– Prashant Kolleri | Managing director for Saudi Arabia and Pakistan at Kantar Insights
Marketing consultants, however, suggest that industry players should not let their hopes get ahead of themselves.
“[The] sales impact will be positive — but this will be a slow change,” said Prashant Kolleri, managing director for Saudi Arabia and Pakistan at Kantar Insights.
“The segment size of immediate buyers of new cars may not be huge. In the medium term, the adoption of car driving will depend on [many] factors.

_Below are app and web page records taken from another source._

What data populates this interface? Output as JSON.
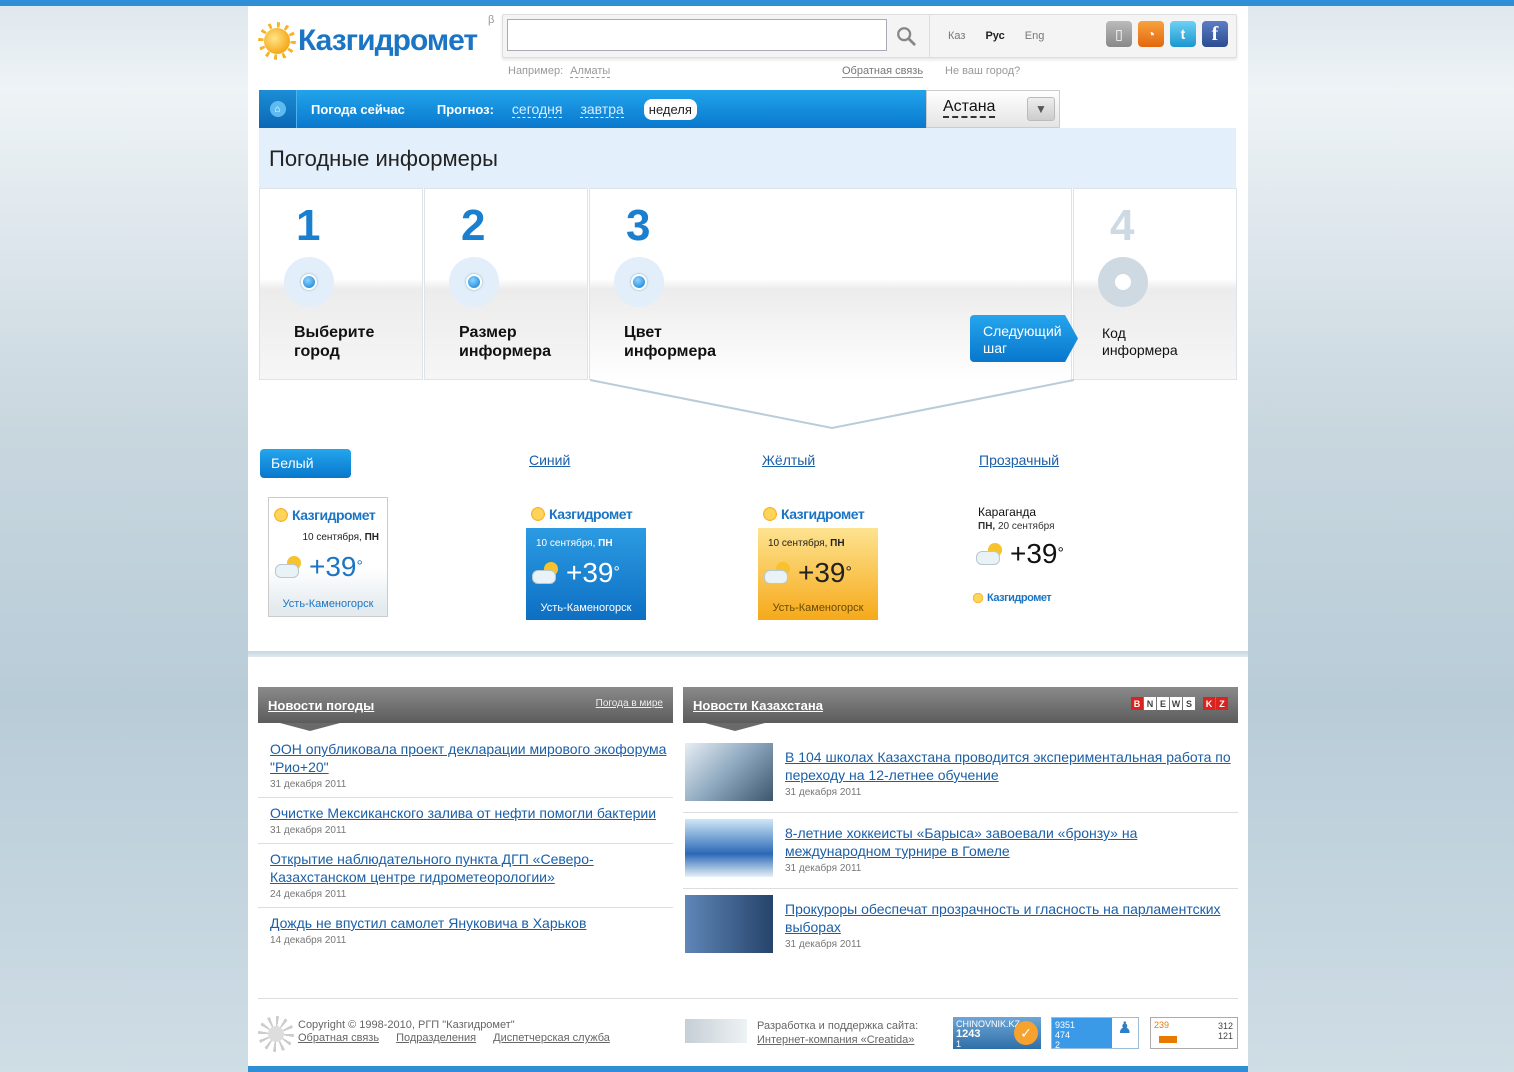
{
  "logo": {
    "text": "Казгидромет",
    "beta": "β"
  },
  "search": {
    "value": "",
    "placeholder": "",
    "example_prefix": "Например:",
    "example_city": "Алматы",
    "feedback": "Обратная связь",
    "not_your_city": "Не ваш город?"
  },
  "languages": [
    {
      "label": "Каз",
      "active": false
    },
    {
      "label": "Рус",
      "active": true
    },
    {
      "label": "Eng",
      "active": false
    }
  ],
  "socials": [
    "mobile-icon",
    "rss-icon",
    "twitter-icon",
    "facebook-icon"
  ],
  "nav": {
    "now": "Погода сейчас",
    "forecast": "Прогноз:",
    "today": "сегодня",
    "tomorrow": "завтра",
    "week": "неделя",
    "city": "Астана"
  },
  "page_title": "Погодные информеры",
  "steps": [
    {
      "num": "1",
      "label": "Выберите\nгород"
    },
    {
      "num": "2",
      "label": "Размер\nинформера"
    },
    {
      "num": "3",
      "label": "Цвет\nинформера"
    },
    {
      "num": "4",
      "label": "Код\nинформера"
    }
  ],
  "next_button": "Следующий\nшаг",
  "colors": {
    "white": "Белый",
    "blue": "Синий",
    "yellow": "Жёлтый",
    "transparent": "Прозрачный"
  },
  "informer": {
    "logo": "Казгидромет",
    "date": "10 сентября,",
    "weekday": "ПН",
    "temp": "+39",
    "deg": "°",
    "city": "Усть-Каменогорск",
    "t_city": "Караганда",
    "t_weekday": "ПН,",
    "t_date": "20 сентября"
  },
  "news_weather": {
    "title": "Новости погоды",
    "link": "Погода в мире",
    "items": [
      {
        "title": "ООН опубликовала проект декларации мирового экофорума \"Рио+20\"",
        "date": "31 декабря 2011"
      },
      {
        "title": "Очистке Мексиканского залива от нефти помогли бактерии",
        "date": "31 декабря 2011"
      },
      {
        "title": "Открытие наблюдательного пункта ДГП «Северо-Казахстанском центре гидрометеорологии»",
        "date": "24 декабря 2011"
      },
      {
        "title": "Дождь не впустил самолет Януковича в Харьков",
        "date": "14 декабря 2011"
      }
    ]
  },
  "news_kz": {
    "title": "Новости Казахстана",
    "badge": [
      "B",
      "N",
      "E",
      "W",
      "S",
      "K",
      "Z"
    ],
    "items": [
      {
        "title": "В 104 школах Казахстана проводится экспериментальная работа по переходу на 12-летнее обучение",
        "date": "31 декабря 2011"
      },
      {
        "title": "8-летние хоккеисты «Барыса» завоевали «бронзу» на международном турнире в Гомеле",
        "date": "31 декабря 2011"
      },
      {
        "title": "Прокуроры обеспечат прозрачность и гласность на парламентских выборах",
        "date": "31 декабря 2011"
      }
    ]
  },
  "footer": {
    "copyright": "Copyright © 1998-2010, РГП \"Казгидромет\"",
    "links": [
      "Обратная связь",
      "Подразделения",
      "Диспетчерская служба"
    ],
    "dev_label": "Разработка и поддержка сайта:",
    "dev_link": "Интернет-компания «Creatida»",
    "counter1": {
      "name": "CHINOVNIK.KZ",
      "value": "1243",
      "sub": "1"
    },
    "counter2": {
      "a": "9351",
      "b": "474",
      "c": "2"
    },
    "counter3": {
      "a": "239",
      "b": "312",
      "c": "121"
    }
  }
}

Additionally, women’s participation in the economy through employment, entrepreneurship and them viewing car ownership as a facilitator could be an important factor.
“Given the significance of change, initiatives that support confidence building, partnering women make the right choice in terms of product functionality and image will play a big role. [A] deeper understanding of women motorists’ needs will be very important for brands to be in their choice set.”
Car dealerships in the UAE, going through a third successive year of indifferent sales, will be casting a close watch on Saudi proceedings. In particular, they will be keen to see whether the used-car market too will benefit from the changes brought on in the kingdom.
But Saygin Yalcin, CEO of Sellanycar.com, said much still needs changing in regard to used car regulations. Saudi Arabia’s used car market is three to five times bigger than the UAE used car market, but suffered a “major” hit in the past 12 months.
“First of all, the regulations do not distinguish between ownership and intent to drive a vehicle,” he said. “Title transfer processes are unnecessarily cumbersome and do not protect buyers and make sellers’ lives difficult. All cars need to pass vehicle tests before selling.
“If you cannot own a car before fixing it, it is a burden to the seller to do so before title transfer or a risk for the buyer to commit expenses before being able to legally own a car.
First of all, the regulations do not distinguish between ownership and intent to drive a vehicle. Title transfer processes are unnecessarily cumbersome and do not protect buyers and make sellers’ lives difficult. All cars need to pass vehicle tests before selling.”
– Saygin Yalcin | CEO of Sellanycar.com
“The ‘mubaya’ [sales agreement] process is being misused for the above reasons. Consumers have major issues selling cars with damages or fines, as dealers cannot protect themselves before buying these cars. This means either the buyer pays for all the fines/damages [without legally owning the car] or the seller does [even though he might not have the necessary funds and even if the car’s value exceeds fixing and fine costs].”
Carmakers aren’t the only ones eyeing a good run
Careem and Uber too are making marketing and strategy tweaks to target the new rules allowing women to drive.
Uber plans to test a new feature that will allow women choice in being connected to women drivers.
The pilot programme will be rolled out in the fall and made fully available to all women drivers in the kingdom.
According to Pierre Dimitri Gore-Coty, vice-president & head of operations for Uber EMEA (Europe, the Middle East and Africa), “We have partnered with Saudi women to explore how Uber can work for them, and we will continue listening as we build the future of urban mobility in Saudi Arabia together.”
Careem, which has invested nearly $80 million (Dh293.84 million) over the past five years in its Saudi operations, is pumping in another $30 million this year. It has even got on board its first woman driver, Enaam Gazi Al Aswad.
Source: Gulf News